To do
In the records, find each line where "ภาษาเขมร" occurs, and copy it.

═══

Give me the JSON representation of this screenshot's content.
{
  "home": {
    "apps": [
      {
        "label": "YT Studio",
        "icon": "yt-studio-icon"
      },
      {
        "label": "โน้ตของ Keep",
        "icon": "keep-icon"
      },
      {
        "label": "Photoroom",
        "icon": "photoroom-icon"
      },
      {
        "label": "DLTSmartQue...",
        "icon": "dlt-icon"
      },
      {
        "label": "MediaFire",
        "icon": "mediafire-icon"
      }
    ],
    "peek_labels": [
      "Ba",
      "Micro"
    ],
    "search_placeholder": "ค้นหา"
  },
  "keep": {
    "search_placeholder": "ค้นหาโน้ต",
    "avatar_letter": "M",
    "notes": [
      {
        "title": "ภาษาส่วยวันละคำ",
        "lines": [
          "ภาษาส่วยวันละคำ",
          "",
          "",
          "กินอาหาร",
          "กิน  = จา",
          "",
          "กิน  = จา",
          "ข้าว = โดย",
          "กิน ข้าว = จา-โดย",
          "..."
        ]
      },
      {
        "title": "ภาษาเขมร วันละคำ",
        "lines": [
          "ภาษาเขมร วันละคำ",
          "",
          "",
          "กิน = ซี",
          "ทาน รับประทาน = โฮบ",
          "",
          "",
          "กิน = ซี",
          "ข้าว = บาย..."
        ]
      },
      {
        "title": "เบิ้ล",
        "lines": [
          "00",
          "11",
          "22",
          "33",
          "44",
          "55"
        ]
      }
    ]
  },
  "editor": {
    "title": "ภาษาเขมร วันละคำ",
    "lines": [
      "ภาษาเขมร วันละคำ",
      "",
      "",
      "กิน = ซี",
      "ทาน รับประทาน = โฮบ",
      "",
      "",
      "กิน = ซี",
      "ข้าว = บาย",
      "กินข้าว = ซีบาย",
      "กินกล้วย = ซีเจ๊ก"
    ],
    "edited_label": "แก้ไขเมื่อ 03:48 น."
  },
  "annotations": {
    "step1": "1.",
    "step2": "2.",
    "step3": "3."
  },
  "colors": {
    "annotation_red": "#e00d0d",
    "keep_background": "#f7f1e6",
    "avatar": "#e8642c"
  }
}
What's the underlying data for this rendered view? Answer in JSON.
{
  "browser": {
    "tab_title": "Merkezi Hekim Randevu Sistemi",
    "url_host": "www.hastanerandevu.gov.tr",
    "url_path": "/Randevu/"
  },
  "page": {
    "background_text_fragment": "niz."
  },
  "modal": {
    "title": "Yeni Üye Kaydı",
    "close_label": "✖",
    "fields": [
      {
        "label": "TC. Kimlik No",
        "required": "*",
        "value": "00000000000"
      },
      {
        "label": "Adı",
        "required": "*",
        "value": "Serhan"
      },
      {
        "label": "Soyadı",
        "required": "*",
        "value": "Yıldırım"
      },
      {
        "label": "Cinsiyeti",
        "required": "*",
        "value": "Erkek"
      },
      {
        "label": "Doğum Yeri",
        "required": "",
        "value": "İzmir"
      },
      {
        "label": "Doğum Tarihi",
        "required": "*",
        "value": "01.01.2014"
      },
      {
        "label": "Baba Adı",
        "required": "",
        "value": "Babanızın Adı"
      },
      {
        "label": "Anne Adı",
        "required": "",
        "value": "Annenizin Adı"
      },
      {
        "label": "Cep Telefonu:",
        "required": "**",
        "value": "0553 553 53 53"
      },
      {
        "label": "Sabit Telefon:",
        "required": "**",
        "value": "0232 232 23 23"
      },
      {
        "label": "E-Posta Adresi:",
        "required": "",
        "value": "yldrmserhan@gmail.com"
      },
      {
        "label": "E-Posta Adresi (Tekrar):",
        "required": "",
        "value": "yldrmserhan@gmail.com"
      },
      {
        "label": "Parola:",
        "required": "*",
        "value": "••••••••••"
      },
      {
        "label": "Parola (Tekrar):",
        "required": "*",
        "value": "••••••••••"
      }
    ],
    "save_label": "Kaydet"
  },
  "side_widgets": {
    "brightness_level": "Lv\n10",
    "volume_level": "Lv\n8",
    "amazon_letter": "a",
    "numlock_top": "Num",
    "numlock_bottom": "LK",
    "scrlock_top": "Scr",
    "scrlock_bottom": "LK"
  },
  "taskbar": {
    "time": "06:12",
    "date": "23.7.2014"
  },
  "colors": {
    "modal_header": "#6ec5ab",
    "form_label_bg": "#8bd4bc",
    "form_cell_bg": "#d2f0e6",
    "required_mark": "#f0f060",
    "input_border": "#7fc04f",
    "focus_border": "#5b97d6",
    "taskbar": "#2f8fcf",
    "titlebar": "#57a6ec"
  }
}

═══

Exercise result
        "title": "ภาษาเขมร วันละคำ",
          "ภาษาเขมร วันละคำ",
    "title": "ภาษาเขมร วันละคำ",
      "ภาษาเขมร วันละคำ",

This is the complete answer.